The March on Washington and the Meaning of Social Justice

Tanya Lombard
August 28, 2020
Community Impact

The March on Washington and the Meaning of Social Justice

Today’s March on Washington is a landmark event in the push for equality and social justice. Taking place on the 57th anniversary of Martin Luther King Jr.’s historic “I Have a Dream” speech, the March brings together the civil rights community’s most important leaders, including the National Action Network, National Urban League and NAACP.

Our nation is facing immense challenges at this time. Millions of our fellow Americans, especially those still not fully able to participate in the American dream, suffer from a lack of economic, social and educational opportunities. The vastly disproportionate harm Covid-19 inflicts on communities of color, as well as the persistent Digital Divide, are testaments to how far America remains from reaching Dr. King’s dream.

That’s why it’s vital for people of good will to take a stand at today’s March. I, and many others at AT&T, have been energetically involved with the Rev. Al Sharpton in this effort and I’m especially proud that AT&T is lending its support.

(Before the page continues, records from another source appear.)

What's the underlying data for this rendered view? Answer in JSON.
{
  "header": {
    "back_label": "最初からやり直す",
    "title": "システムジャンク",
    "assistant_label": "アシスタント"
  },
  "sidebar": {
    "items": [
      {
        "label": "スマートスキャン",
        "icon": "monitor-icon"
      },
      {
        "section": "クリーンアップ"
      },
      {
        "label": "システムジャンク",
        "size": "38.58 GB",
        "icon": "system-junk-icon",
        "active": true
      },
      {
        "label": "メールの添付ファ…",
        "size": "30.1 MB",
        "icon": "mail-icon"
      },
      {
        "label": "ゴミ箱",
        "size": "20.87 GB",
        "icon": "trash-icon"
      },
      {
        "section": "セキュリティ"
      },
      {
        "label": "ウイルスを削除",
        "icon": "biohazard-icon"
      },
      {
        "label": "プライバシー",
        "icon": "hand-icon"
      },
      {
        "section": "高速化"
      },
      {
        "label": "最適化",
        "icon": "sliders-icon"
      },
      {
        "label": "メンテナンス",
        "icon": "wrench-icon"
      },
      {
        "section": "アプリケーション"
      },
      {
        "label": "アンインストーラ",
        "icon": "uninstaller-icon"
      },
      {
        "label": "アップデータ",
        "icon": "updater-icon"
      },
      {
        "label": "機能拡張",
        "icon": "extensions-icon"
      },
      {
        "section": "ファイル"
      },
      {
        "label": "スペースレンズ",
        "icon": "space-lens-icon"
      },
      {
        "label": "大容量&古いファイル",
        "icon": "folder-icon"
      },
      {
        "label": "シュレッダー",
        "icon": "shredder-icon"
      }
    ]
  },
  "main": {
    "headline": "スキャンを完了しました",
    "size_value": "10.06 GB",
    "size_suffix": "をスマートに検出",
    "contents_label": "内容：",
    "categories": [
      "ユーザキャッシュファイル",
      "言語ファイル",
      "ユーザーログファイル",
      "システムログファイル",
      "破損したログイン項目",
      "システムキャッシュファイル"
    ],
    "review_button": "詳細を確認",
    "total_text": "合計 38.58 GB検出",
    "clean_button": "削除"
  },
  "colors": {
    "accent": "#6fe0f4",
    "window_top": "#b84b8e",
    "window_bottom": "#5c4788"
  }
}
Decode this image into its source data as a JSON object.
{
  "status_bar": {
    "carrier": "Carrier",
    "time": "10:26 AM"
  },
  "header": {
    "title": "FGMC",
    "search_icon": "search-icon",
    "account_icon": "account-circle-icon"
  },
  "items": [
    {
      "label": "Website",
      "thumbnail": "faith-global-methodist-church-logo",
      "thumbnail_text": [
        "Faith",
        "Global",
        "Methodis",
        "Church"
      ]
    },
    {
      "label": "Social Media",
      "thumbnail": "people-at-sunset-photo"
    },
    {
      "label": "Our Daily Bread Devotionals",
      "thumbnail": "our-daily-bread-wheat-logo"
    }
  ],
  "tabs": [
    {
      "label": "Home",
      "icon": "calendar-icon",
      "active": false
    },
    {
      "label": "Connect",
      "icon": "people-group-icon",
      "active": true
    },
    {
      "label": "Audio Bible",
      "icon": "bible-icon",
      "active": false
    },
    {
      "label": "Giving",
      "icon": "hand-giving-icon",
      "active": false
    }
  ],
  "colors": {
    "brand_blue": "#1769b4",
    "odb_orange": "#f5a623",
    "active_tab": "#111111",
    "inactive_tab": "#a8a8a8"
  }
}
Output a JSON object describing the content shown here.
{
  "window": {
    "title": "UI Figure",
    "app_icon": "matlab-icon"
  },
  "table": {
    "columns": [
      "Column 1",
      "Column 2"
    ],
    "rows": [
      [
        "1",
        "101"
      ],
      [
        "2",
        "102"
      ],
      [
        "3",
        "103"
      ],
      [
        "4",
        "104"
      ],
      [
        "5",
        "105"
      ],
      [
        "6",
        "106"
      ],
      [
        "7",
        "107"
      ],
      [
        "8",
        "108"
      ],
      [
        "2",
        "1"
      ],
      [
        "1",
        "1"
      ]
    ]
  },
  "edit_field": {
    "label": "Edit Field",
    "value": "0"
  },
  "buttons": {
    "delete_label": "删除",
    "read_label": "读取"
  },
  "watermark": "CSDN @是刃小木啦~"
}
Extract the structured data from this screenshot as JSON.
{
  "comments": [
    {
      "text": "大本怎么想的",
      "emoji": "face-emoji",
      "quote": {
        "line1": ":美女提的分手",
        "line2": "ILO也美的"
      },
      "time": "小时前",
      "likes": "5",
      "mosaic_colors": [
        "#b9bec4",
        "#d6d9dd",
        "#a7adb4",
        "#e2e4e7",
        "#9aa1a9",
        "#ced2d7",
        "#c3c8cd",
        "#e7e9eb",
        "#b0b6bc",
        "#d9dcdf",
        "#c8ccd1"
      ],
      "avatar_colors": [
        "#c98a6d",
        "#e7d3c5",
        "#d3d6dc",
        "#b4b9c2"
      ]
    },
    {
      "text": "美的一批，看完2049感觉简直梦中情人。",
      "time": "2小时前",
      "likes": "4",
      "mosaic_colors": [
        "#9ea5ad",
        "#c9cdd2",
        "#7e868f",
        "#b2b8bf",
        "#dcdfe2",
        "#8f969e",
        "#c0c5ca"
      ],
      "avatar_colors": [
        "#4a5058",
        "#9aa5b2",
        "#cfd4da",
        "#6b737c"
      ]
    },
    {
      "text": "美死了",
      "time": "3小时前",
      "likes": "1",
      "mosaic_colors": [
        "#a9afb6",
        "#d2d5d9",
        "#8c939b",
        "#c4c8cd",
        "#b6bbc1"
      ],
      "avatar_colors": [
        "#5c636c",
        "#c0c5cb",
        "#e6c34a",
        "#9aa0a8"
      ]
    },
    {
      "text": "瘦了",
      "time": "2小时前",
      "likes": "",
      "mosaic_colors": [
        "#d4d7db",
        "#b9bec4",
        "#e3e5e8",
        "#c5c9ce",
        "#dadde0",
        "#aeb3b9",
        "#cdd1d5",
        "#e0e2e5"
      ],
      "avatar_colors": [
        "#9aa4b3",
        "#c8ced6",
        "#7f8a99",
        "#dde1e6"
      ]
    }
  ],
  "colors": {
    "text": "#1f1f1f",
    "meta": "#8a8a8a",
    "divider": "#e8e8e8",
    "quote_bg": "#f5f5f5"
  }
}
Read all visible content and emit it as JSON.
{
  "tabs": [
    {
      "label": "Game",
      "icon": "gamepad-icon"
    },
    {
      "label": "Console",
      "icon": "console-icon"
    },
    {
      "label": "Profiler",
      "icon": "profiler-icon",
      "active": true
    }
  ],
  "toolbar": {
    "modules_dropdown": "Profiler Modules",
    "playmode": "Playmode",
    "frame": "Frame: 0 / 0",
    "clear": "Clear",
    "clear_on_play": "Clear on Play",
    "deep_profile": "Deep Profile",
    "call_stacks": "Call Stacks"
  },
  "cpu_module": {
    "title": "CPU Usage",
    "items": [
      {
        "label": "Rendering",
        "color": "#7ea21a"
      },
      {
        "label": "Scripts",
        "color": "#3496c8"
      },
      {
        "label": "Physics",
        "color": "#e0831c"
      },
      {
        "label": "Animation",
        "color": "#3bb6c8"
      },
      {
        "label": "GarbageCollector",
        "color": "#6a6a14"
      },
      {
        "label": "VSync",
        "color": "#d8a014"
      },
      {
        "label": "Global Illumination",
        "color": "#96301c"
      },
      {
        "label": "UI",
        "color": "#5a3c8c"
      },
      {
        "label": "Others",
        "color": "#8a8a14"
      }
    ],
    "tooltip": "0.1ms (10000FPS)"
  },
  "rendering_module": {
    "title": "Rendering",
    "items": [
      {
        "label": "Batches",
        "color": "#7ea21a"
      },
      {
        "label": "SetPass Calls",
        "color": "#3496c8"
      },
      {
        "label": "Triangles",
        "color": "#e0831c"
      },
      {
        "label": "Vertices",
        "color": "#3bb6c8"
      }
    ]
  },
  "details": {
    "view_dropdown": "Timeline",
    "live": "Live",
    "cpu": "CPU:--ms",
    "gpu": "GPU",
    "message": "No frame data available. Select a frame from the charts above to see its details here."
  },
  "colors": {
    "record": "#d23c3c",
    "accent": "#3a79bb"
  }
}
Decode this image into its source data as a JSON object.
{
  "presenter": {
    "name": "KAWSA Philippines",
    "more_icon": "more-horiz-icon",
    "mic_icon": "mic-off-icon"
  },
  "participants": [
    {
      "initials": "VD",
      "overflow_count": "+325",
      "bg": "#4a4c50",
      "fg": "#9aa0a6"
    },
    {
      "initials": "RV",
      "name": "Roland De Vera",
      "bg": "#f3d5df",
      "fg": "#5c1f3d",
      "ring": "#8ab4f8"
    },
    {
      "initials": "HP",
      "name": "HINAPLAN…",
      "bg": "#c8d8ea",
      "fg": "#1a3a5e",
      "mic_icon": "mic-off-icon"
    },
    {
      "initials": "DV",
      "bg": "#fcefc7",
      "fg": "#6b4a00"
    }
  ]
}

The March is about far more than police reform and other worthy issues. It is about social justice. Social justice is a value that is – and certainly ought to be – shared by everyone. That means not just shared by people who live here, but also by the institutions that impact our lives, whether a government, a charity or a corporation.

Social justice involves constantly striving to create a better community because justice is not something suddenly realized and then complete. It is a value all of us should continually work to attain and a value where we should mourn when we fall short. In serving this country, corporations in particular should learn how to incorporate contributions from all people to enhance products, services and the way they support our communities.

Fifty-five years ago, on the Pettus Bridge, millions saw in real time the televised images of a peaceful march suddenly upended by firehoses, police dogs and beatings. When a state trooper fractured the skull of my friend, the late John Lewis on “Bloody Sunday,” Americans could no longer plead ignorance to what Black Americans had known for generations. That moment forced Americans to confront the reality that equal treatment promised under the law depended on those enforcing the law. The nation saw that the law was too often enforced differently depending on one’s skin color.

In a statement revealing his diagnosis, Congressman Lewis said, “We still have many bridges to cross.” Coming soon after the horrific video of George Floyd’s death under the knee of a white police officer, that statement should be both a warning and a call to the greater good. Today, we must never forget the names of so many Black lives unfairly lost: Breonna Taylor, Philando Castile, Jamar Clark, Ahmaud Arbery, Dreasjon Reed and Botham Reed.

Those and countless other killings spotlight the continued injustices experienced by Black Americans. Their deaths underscore the history of violence and racism Black people still face.

At AT&T, we are firmly committed to the moral principle that Black lives matter. That’s why we are committed to putting our resources and leadership to bear on law enforcement reform, economic empowerment and social equality.

Today’s March is a chance to stand up for these principles of social justice. Please join me in this vital effort.